▶ _Data extract_
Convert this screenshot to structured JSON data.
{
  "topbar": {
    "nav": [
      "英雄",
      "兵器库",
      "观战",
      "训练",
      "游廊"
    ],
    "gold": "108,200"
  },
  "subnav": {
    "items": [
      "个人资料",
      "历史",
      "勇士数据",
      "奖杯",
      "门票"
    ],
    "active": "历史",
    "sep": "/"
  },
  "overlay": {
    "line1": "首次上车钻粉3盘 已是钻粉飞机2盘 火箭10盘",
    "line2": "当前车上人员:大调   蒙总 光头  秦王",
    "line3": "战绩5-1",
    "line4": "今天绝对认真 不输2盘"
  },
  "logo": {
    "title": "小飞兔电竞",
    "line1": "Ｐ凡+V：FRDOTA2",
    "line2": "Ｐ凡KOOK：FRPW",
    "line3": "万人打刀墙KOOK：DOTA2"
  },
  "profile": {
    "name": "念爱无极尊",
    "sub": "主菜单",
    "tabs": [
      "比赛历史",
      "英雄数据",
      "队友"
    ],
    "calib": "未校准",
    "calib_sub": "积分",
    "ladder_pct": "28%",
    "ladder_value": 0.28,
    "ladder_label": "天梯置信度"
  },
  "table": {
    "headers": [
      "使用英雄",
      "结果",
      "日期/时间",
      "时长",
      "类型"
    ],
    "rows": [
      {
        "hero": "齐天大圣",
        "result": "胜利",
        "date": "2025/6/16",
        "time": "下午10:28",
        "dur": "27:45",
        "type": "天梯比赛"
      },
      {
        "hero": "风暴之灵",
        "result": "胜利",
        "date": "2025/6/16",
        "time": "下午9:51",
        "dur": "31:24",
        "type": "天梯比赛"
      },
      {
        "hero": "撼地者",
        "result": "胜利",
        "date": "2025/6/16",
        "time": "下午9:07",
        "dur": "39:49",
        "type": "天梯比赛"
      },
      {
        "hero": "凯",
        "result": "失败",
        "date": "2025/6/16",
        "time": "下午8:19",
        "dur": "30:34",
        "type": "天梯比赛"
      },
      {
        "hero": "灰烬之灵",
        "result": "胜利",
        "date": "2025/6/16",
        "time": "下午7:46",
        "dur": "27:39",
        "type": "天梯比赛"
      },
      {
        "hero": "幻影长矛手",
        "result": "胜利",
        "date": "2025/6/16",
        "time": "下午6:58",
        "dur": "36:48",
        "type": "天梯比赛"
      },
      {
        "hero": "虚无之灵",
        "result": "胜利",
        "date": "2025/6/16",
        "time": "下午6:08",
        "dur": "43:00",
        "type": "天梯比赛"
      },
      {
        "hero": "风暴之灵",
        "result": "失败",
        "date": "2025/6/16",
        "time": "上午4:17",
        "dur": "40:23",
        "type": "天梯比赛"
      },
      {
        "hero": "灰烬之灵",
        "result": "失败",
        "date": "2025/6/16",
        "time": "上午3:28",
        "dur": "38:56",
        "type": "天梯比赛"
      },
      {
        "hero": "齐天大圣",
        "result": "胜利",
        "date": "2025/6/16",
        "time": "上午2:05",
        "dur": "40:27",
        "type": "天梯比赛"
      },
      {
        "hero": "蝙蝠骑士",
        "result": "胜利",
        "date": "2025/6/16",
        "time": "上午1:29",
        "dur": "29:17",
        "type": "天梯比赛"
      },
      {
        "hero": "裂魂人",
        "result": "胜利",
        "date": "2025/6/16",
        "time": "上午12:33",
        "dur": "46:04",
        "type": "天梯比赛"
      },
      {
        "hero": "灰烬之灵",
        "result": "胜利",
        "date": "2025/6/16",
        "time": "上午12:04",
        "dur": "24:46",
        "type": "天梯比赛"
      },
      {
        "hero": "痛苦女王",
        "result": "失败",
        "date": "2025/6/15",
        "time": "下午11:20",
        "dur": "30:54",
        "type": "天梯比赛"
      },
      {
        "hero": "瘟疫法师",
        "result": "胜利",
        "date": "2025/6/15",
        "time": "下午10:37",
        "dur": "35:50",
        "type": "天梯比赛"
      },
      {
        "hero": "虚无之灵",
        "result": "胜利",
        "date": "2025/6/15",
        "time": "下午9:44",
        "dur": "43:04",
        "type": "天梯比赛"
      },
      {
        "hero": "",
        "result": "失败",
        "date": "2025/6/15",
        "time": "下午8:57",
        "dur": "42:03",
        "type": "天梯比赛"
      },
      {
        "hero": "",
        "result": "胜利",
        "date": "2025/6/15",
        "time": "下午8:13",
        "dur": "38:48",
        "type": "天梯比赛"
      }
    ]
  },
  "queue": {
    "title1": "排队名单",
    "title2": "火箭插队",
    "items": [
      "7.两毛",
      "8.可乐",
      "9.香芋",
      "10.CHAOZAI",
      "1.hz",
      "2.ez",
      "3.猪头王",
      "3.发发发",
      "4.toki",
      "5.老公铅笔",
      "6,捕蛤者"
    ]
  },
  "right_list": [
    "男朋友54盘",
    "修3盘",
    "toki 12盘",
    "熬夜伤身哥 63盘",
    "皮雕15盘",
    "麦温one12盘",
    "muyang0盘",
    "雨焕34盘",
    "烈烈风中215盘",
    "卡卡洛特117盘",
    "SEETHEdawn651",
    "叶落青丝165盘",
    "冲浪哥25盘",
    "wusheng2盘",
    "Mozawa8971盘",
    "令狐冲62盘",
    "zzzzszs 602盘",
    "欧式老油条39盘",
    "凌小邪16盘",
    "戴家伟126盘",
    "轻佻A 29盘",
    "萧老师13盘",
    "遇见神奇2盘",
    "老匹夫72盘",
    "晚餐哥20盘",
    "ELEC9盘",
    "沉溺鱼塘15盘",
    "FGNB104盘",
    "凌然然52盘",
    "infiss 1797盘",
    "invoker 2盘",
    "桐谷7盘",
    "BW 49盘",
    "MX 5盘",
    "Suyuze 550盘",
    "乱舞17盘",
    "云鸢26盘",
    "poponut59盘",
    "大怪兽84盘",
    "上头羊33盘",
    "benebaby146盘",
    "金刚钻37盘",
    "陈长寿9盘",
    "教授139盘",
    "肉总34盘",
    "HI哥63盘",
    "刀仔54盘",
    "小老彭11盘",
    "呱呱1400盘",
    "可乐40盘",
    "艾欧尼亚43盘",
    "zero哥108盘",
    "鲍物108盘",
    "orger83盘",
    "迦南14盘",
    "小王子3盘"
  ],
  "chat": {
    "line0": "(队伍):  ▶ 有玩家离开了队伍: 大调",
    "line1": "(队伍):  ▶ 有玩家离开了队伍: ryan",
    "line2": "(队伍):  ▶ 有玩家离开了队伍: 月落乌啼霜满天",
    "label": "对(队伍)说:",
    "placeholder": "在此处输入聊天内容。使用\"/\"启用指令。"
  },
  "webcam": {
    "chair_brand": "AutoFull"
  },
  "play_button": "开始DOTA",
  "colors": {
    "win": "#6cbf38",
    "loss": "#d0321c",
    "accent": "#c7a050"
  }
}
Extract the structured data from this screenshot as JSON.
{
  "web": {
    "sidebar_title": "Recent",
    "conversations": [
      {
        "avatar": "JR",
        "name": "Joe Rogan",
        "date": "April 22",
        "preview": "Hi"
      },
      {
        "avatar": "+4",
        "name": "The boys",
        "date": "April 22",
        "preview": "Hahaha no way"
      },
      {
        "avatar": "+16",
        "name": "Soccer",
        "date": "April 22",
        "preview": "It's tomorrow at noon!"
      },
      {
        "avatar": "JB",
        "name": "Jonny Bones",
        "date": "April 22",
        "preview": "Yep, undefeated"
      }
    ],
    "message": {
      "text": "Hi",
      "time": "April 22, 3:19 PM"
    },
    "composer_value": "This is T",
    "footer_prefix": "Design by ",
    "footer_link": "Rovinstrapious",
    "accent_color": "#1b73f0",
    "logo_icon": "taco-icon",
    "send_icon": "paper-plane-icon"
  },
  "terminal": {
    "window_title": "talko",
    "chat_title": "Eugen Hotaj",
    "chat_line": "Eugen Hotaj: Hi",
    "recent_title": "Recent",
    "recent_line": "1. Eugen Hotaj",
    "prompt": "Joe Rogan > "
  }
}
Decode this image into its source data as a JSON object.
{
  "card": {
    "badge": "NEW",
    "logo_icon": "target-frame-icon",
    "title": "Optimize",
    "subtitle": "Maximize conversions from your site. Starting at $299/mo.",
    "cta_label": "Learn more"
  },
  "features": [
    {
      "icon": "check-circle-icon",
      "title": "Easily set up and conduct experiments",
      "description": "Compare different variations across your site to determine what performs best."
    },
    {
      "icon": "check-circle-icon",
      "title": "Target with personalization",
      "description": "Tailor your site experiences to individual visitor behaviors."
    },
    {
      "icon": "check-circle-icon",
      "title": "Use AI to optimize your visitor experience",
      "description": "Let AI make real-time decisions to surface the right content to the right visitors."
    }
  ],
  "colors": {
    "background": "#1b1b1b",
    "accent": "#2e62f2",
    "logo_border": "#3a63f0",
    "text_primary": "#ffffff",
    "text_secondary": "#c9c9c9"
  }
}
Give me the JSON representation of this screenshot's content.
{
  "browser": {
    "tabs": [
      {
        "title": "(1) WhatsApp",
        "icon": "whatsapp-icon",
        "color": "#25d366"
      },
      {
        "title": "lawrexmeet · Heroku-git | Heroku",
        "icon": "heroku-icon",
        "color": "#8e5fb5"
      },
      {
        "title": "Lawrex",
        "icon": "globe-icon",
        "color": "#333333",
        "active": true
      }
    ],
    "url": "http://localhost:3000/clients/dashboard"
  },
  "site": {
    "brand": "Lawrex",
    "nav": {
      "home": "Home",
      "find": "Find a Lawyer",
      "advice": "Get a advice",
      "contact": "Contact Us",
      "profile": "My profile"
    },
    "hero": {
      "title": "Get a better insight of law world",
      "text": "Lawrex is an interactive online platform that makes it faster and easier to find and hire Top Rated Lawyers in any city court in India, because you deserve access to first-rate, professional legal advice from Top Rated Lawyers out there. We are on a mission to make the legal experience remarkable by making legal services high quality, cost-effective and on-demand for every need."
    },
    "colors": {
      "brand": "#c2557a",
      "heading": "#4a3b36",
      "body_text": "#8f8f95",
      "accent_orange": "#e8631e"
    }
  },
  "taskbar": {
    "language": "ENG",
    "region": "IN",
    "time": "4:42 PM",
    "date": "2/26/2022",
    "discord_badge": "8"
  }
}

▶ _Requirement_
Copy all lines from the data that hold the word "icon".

▶ _Response_
    "logo_icon": "taco-icon",
    "send_icon": "paper-plane-icon"
    "logo_icon": "target-frame-icon",
      "icon": "check-circle-icon",
      "icon": "check-circle-icon",
      "icon": "check-circle-icon",
        "icon": "whatsapp-icon",
        "icon": "heroku-icon",
        "icon": "globe-icon",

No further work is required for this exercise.